'Augustus Gloop! Augustus Gloop!
The great big greedy nincompoop!
How long could we allow this beast
To gorge and guzzle, feed and feast
On everything he wanted to?
Great Scott! It simply wouldn't do!
However long this pig might live,
We're positive he'd never give
Even the smallest bit of fun
Or happiness to anyone.
So what we do in cases such
As this, we use the gentle touch,
And carefully we take the brat
And turn him into something that
Will give great pleasure to us all–
A doll, for instance, or a ball,
Or marbles or a rocking horse.
But this revolting boy, of course,
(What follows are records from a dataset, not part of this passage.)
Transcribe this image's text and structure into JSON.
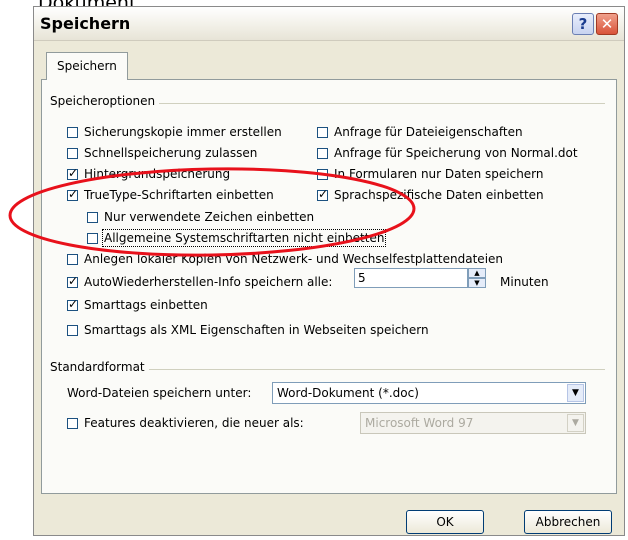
{
  "background_text": "Dokument.",
  "dialog": {
    "title": "Speichern",
    "help_label": "?",
    "close_label": "✕",
    "tab": "Speichern",
    "options_group": "Speicheroptionen",
    "options_left": [
      {
        "label": "Sicherungskopie immer erstellen",
        "checked": false
      },
      {
        "label": "Schnellspeicherung zulassen",
        "checked": false
      },
      {
        "label": "Hintergrundspeicherung",
        "checked": true
      },
      {
        "label": "TrueType-Schriftarten einbetten",
        "checked": true
      }
    ],
    "options_right": [
      {
        "label": "Anfrage für Dateieigenschaften",
        "checked": false
      },
      {
        "label": "Anfrage für Speicherung von Normal.dot",
        "checked": false
      },
      {
        "label": "In Formularen nur Daten speichern",
        "checked": false
      },
      {
        "label": "Sprachspezifische Daten einbetten",
        "checked": true
      }
    ],
    "sub_options": [
      {
        "label": "Nur verwendete Zeichen einbetten",
        "checked": false
      },
      {
        "label": "Allgemeine Systemschriftarten nicht einbetten",
        "checked": false
      }
    ],
    "local_copies": {
      "label": "Anlegen lokaler Kopien von Netzwerk- und Wechselfestplattendateien",
      "checked": false
    },
    "autorecover": {
      "label": "AutoWiederherstellen-Info speichern alle:",
      "checked": true,
      "value": "5",
      "unit": "Minuten"
    },
    "smarttags": {
      "label": "Smarttags einbetten",
      "checked": true
    },
    "smarttags_xml": {
      "label": "Smarttags als XML Eigenschaften in Webseiten speichern",
      "checked": false
    },
    "format_group": "Standardformat",
    "save_as_label": "Word-Dateien speichern unter:",
    "save_as_value": "Word-Dokument (*.doc)",
    "disable_features": {
      "label": "Features deaktivieren, die neuer als:",
      "checked": false
    },
    "disable_features_value": "Microsoft Word 97",
    "ok": "OK",
    "cancel": "Abbrechen"
  },
  "colors": {
    "annotation": "#e8111b",
    "check": "#21a121"
  }
}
Was so unutterably vile,
So greedy, foul, and infantile
He left a most disgusting taste
Inside our mouths, and so in haste
We chose a thing that, come what may,
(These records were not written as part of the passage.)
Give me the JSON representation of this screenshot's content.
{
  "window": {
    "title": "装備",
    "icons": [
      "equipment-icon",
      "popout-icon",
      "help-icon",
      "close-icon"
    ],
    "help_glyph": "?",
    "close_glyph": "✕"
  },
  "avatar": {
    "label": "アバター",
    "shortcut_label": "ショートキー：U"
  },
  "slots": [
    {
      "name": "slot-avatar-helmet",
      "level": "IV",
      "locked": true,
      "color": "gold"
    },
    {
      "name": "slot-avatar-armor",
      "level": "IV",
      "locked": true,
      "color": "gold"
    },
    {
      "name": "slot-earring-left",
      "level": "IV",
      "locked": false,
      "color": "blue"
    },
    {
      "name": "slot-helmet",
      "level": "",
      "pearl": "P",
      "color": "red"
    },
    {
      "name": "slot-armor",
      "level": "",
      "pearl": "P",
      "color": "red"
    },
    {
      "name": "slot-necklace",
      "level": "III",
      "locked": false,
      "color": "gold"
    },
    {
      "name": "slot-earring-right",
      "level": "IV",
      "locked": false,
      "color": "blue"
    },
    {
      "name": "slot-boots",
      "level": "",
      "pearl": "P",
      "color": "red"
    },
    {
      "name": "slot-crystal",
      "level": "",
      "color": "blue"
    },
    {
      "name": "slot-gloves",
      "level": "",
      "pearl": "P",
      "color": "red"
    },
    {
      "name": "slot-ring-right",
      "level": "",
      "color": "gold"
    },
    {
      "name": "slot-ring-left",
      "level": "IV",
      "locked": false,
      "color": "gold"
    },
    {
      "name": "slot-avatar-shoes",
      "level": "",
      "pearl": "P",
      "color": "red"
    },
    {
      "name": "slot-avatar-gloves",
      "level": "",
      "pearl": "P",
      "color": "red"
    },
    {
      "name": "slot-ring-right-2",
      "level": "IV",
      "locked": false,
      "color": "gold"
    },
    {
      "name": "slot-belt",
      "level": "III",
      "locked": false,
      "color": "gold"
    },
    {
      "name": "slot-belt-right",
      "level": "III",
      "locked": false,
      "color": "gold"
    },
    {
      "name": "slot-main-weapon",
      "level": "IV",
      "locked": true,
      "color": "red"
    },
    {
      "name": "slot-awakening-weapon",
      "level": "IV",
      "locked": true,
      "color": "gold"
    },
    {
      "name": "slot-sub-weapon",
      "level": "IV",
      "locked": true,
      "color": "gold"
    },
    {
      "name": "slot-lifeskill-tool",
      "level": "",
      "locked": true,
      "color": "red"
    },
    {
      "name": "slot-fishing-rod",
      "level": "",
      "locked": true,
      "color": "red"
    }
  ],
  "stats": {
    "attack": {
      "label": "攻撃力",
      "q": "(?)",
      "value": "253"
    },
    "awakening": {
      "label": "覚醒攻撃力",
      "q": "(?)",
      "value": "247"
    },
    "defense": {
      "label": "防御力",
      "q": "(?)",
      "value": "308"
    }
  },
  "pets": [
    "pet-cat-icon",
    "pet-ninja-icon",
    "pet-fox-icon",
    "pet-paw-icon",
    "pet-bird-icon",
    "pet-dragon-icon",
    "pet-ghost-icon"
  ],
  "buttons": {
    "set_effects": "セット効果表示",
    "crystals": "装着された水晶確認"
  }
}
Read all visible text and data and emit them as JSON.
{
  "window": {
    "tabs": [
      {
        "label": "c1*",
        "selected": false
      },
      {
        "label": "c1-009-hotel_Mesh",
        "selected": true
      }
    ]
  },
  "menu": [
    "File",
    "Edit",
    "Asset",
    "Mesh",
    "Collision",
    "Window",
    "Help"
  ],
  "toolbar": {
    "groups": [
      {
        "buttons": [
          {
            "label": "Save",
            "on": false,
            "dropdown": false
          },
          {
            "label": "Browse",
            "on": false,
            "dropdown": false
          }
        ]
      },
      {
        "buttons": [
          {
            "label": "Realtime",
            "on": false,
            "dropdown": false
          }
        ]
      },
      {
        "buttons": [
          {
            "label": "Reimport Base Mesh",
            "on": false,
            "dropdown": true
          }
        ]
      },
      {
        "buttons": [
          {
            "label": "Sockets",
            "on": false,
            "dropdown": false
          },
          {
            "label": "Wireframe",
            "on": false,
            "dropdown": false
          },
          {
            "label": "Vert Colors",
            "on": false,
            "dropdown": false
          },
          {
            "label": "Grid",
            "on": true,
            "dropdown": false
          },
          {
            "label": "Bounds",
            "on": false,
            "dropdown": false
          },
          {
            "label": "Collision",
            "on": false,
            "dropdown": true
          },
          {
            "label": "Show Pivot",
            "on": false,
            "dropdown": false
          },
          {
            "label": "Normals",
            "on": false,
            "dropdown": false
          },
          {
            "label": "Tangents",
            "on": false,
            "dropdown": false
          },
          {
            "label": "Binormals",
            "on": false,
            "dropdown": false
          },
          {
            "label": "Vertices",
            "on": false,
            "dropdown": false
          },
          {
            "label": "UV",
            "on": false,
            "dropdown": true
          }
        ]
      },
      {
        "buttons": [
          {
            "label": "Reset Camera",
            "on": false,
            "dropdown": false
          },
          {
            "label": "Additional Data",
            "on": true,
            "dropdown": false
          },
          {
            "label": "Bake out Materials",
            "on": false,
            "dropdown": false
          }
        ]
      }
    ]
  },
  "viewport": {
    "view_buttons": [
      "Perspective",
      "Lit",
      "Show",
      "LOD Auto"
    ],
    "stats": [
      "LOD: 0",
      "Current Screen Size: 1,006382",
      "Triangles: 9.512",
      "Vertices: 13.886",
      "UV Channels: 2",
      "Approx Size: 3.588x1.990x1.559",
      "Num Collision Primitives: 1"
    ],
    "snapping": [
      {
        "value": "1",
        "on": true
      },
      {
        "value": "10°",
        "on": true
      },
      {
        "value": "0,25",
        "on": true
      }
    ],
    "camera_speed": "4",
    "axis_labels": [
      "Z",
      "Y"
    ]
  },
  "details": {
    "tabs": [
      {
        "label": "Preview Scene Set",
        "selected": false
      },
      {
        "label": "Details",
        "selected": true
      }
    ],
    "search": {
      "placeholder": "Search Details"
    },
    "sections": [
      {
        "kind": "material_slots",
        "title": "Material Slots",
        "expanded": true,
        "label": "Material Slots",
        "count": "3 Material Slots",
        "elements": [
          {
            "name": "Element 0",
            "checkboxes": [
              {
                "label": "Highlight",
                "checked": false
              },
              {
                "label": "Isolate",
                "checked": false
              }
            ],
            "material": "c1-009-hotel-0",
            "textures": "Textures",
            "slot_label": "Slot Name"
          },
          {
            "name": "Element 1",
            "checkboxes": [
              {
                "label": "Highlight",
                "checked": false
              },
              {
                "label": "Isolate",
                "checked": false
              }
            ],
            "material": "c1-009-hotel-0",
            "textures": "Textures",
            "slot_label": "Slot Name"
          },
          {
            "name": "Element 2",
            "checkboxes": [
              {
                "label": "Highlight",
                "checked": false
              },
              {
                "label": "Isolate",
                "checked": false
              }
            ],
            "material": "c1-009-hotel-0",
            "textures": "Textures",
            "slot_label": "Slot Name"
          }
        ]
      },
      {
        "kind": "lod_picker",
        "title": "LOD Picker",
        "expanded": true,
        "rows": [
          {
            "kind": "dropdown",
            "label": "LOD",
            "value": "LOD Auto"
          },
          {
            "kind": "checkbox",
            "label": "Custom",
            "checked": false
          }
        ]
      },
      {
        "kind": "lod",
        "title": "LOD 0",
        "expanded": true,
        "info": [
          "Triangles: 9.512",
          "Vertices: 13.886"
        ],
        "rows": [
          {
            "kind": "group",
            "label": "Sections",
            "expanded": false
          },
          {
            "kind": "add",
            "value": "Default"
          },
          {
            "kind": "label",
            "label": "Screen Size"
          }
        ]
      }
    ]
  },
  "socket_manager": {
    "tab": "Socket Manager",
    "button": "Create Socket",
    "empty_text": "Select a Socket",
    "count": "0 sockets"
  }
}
Would take the nasty taste away.
'Come on!' we cried, 'The time is ripe
To send him shooting up the pipe!
He has to go! It has to be!'
And very soon, he's going to see
Inside the room to which he's gone
Some funny things are going on.
But don't, dear children, be alarmed;
Augustus Gloop will not be harmed,
Although, of course, we must admit
He will be altered quite a bit.
He'll be quite changed from what he's been,
When he goes through the fudge machine:
Slowly, the wheels go round and round,
The cogs begin to grind and pound;
A hundred knives go slice, slice, slice;
We add some sugar, cream, and spice;
We boil him for a minute more,
Until we're absolutely sure
That all the greed and all the gall
Is boiled away for once and all.
Then out he comes! And now! By grace!
A miracle has taken place!
This boy, who only just before
Was loathed by men from shore to shore,
This greedy brute, this louse's ear,
Is loved by people everywhere!
For who could hate or bear a grudge
Against a luscious bit of fudge?'
This poem has not been translated into any other language yet.I would like to translate this poem